Easiest way to get your group id is by browsing to your app workspace in Power BI, and getting the alphanumerical string after groups in the URL. You can also get it programmability through a REST call.

/*Use the token to get an embedded URL using a GET request */
$group_Id = ' ';
$curl2 = curl_init();
curl_setopt($curl2, CURLOPT_URL, 'https://api.powerbi.com/v1.0/myorg/groups/'.$group_Id.'/reports/');
curl_setopt($curl2, CURLOPT_RETURNTRANSFER, trUE);
curl_setopt($curl2, CURLOPT_ENCODING, "");
curl_setopt($curl2, CURLOPT_MAXREDIRS, 10);
curl_setopt($curl2, CURLOPT_TIMEOUT, 30);
curl_setopt($curl2, CURLOPT_CUSTOMREQUEST, "GET");
curl_setopt ($curl2, CURLOPT_HTTPHEADER,array(

        'Cache-Control: no-cache'

$embedResponse  = curl_exec($curl2);
$embedError = curl_error($curl2);

if ($embedError) {

echo "cURL Error #:" . $embedError;

} else {

$embedResponse = json_decode($embedResponse, true);

$embedUrl = $embedResponse['value'][1]['embedUrl'];


Now that our application has retrieved the bearer Token from Azure AD, and it presented it to Power BI REST API along with a group id where the reports reside. The REST service will return an array with the report names, their ID, embed URL, and some other data.
Next, we will use jQuery and Power BI JavaScript file to render the report:
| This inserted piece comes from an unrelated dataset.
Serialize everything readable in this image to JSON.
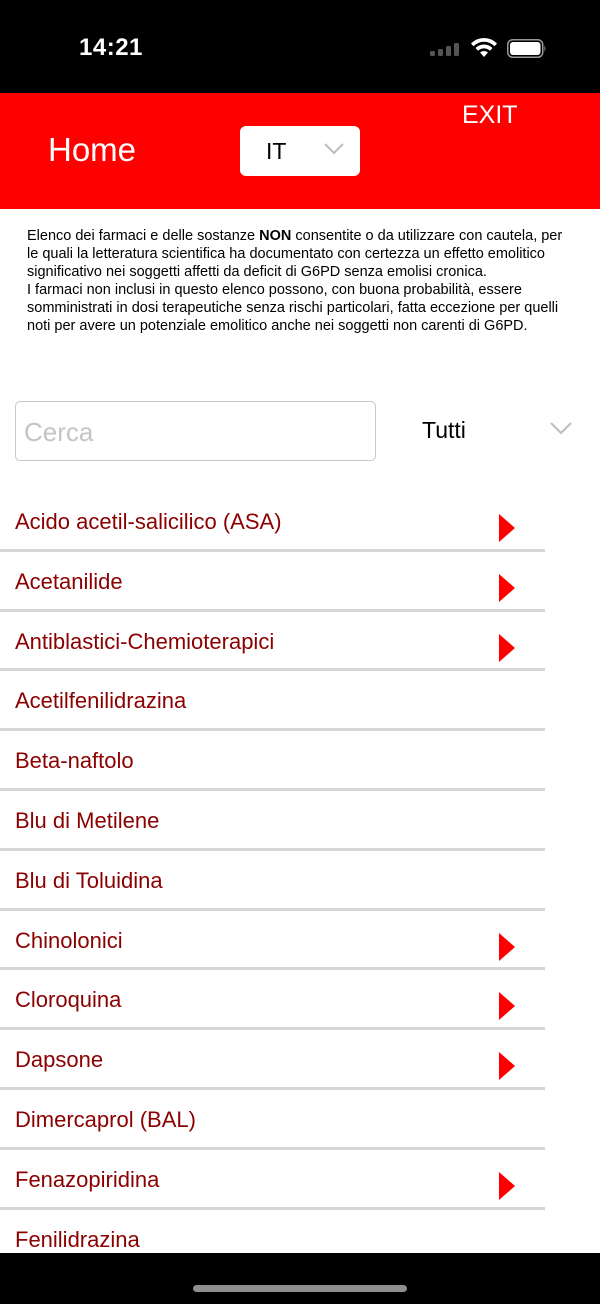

include 'pbi-logic.php';
include 'header.php'; ?>
<div id="reportContainer"></div>
// Get models. models contains enums that can be used.
var models = window['powerbi-client'].models;
// Embed configuration used to describe the what and how to embed.
// This object is used when calling powerbi.embed.
// This also includes settings and options such as filters.
// You can find more information at https://github.com/Microsoft/PowerBI-JavaScript/wiki/Embed-Configuration-Details.
var embedConfiguration= {
type: 'report',
id: ' ', // the report ID
embedUrl: "<?php echo $embedUrl ?>",
accessToken: "<?php echo $token; ?>" ,
var $reportContainer = $('#reportContainer');
var report = powerbi.embed($reportContainer.get(0), embedConfiguration);
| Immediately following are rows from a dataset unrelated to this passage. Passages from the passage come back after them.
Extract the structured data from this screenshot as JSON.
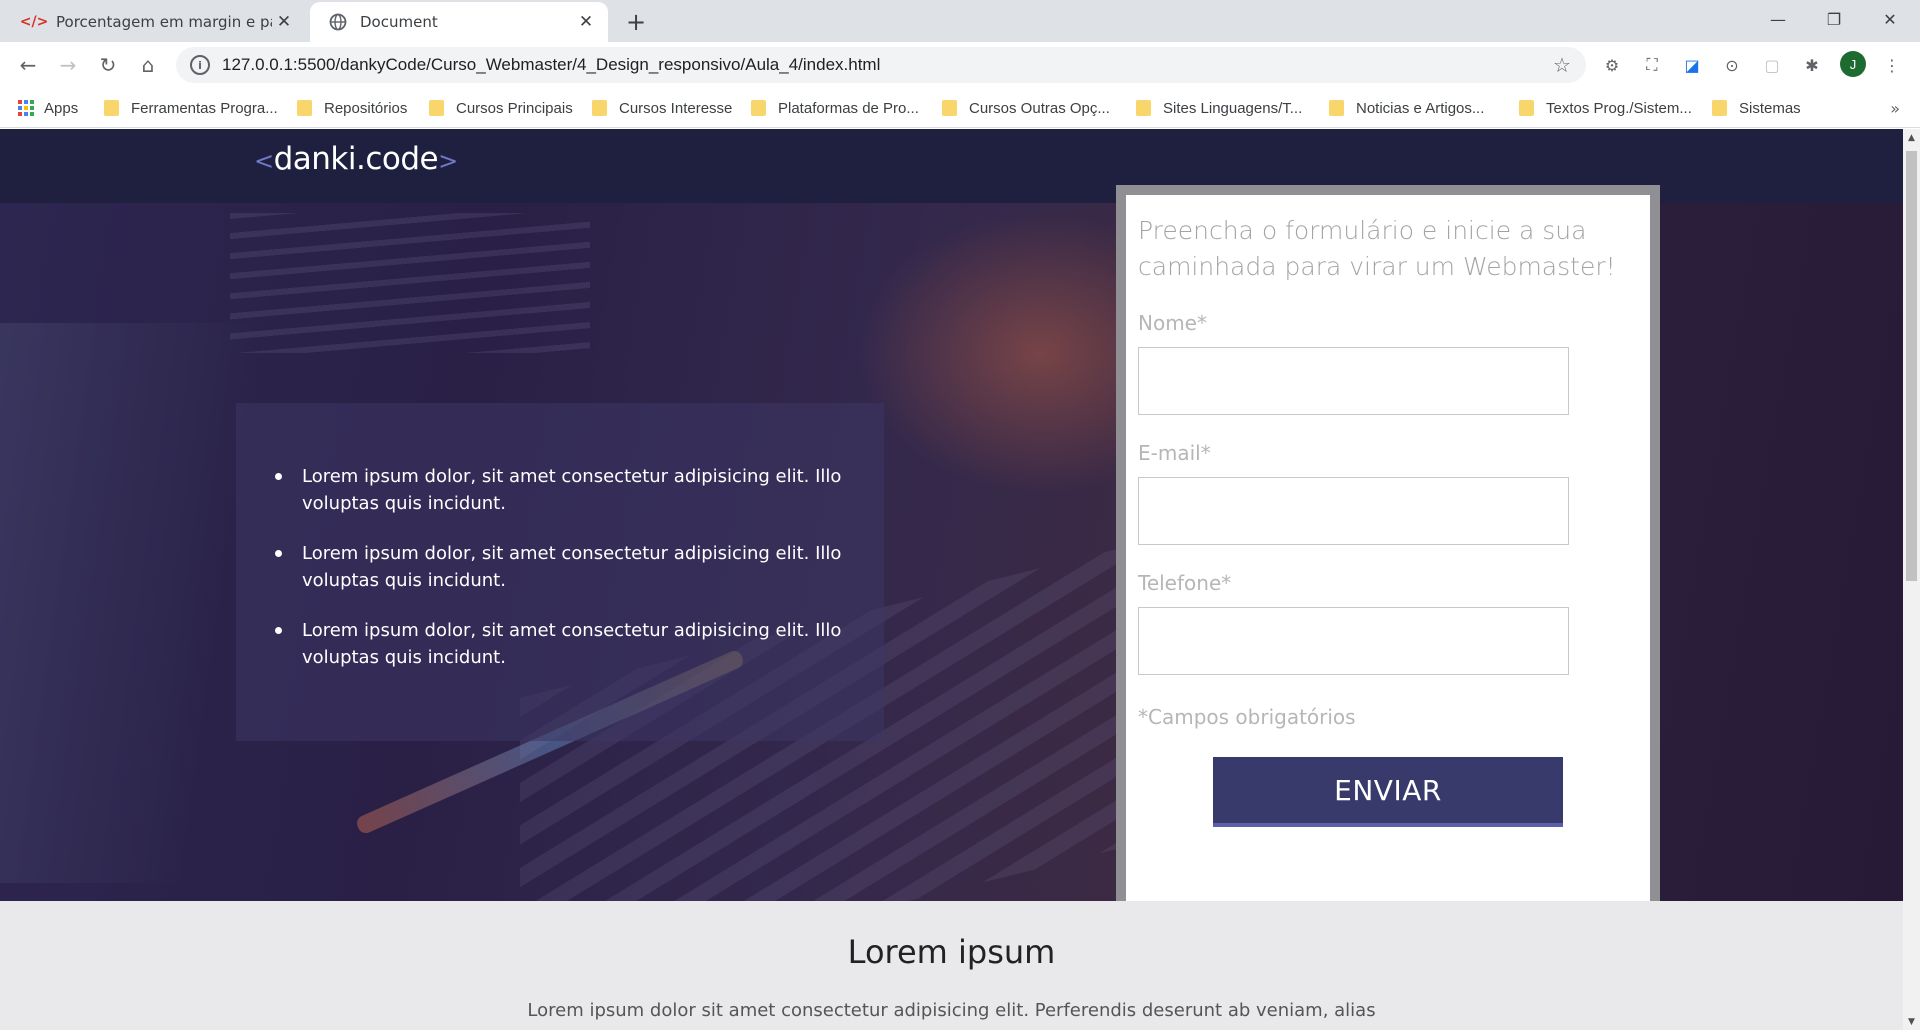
{
  "browser": {
    "tabs": [
      {
        "title": "Porcentagem em margin e paddi",
        "favicon": "code-icon",
        "active": false
      },
      {
        "title": "Document",
        "favicon": "globe-icon",
        "active": true
      }
    ],
    "new_tab": "+",
    "address": "127.0.0.1:5500/dankyCode/Curso_Webmaster/4_Design_responsivo/Aula_4/index.html",
    "profile_initial": "J",
    "bookmarks": [
      "Apps",
      "Ferramentas Progra...",
      "Repositórios",
      "Cursos Principais",
      "Cursos Interesse",
      "Plataformas de Pro...",
      "Cursos Outras Opç...",
      "Sites Linguagens/T...",
      "Noticias e Artigos...",
      "Textos Prog./Sistem...",
      "Sistemas"
    ],
    "bookmarks_more": "»"
  },
  "site": {
    "logo": {
      "left": "<",
      "text": "danki.code",
      "right": ">"
    },
    "features": [
      "Lorem ipsum dolor, sit amet consectetur adipisicing elit. Illo voluptas quis incidunt.",
      "Lorem ipsum dolor, sit amet consectetur adipisicing elit. Illo voluptas quis incidunt.",
      "Lorem ipsum dolor, sit amet consectetur adipisicing elit. Illo voluptas quis incidunt."
    ],
    "form": {
      "heading": "Preencha o formulário e inicie a sua caminhada para virar um Webmaster!",
      "fields": [
        {
          "label": "Nome*",
          "value": ""
        },
        {
          "label": "E-mail*",
          "value": ""
        },
        {
          "label": "Telefone*",
          "value": ""
        }
      ],
      "note": "*Campos obrigatórios",
      "submit": "ENVIAR"
    },
    "section": {
      "title": "Lorem ipsum",
      "text": "Lorem ipsum dolor sit amet consectetur adipisicing elit. Perferendis deserunt ab veniam, alias"
    }
  },
  "colors": {
    "header_bg": "#1f2040",
    "button_bg": "#383a6b",
    "form_border": "#8f8f94"
  }
}
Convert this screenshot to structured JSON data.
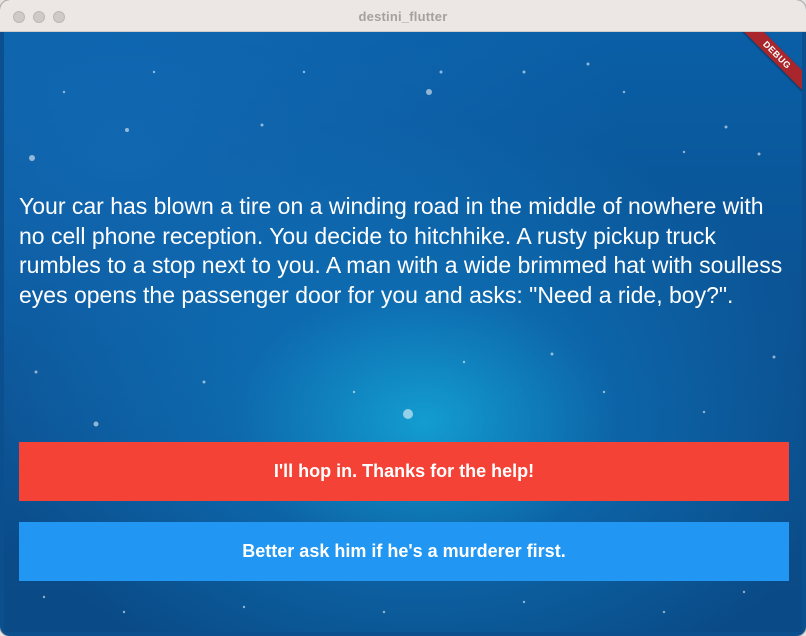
{
  "window": {
    "title": "destini_flutter"
  },
  "debug_banner": {
    "label": "DEBUG",
    "color": "#a8262c"
  },
  "story": {
    "text": "Your car has blown a tire on a winding road in the middle of nowhere with no cell phone reception. You decide to hitchhike. A rusty pickup truck rumbles to a stop next to you. A man with a wide brimmed hat with soulless eyes opens the passenger door for you and asks: \"Need a ride, boy?\"."
  },
  "choices": [
    {
      "label": "I'll hop in. Thanks for the help!",
      "color": "#f44236"
    },
    {
      "label": "Better ask him if he's a murderer first.",
      "color": "#2196f2"
    }
  ],
  "colors": {
    "background": "#0b4f8f",
    "text": "#ffffff"
  }
}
You should be done now. Make the required changes to the embed configuration as needed to turn on and off different aspects of your report, dashboard, or tile. To create a report from your application, for instance, you need to supply a dataset:

var embedCreateConfiguration= {
type: 'report',
datasetId: ' ', // dataset ID
embedUrl: "<?php echo $embedUrl ?>",
accessToken: "<?php echo $token; ?>" ,
var $embedContainer = $('#reportContainer');
// Create report
var report = powerbi.createReport($embedContainer.get(0), embedCreateConfiguration);
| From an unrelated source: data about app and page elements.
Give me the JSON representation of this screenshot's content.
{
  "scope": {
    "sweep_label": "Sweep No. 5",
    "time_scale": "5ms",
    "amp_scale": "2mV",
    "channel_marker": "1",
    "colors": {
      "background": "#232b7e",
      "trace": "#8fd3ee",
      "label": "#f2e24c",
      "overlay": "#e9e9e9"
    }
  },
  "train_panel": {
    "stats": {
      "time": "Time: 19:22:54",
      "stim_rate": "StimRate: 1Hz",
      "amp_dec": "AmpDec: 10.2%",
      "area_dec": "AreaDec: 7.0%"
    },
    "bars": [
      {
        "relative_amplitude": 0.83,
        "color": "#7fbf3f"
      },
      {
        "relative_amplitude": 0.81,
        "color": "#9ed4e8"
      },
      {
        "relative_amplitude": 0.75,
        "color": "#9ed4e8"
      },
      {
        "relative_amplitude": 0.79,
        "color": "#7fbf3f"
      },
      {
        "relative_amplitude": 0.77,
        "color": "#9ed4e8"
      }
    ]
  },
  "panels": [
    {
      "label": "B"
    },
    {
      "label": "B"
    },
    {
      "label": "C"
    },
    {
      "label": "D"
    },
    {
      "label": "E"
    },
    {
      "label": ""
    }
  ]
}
// Report.off removes a given event handler if it exists.

// Report.on will add an event handler which prints to Log window.
report.on("loaded", function() {
report.on("error", function(event) {
// report.off removes a given event handler if it exists.
report.on("saved", function(event) {
    Log.logText('In order to interact with the new report, create a new token and load the new report');

Power bi embedded for ISV will save you a lot of time, provide you with a lot of flexibility, and will offer you continuous development and enhancements. I have written this article to help fellow developers, especially if you don’t know .net to be able to follow the samples available from Microsoft.
Find a link to my GitHub repo, where you can download the working code tested on Apache/PHP7.
Links to websites that helped me along the way: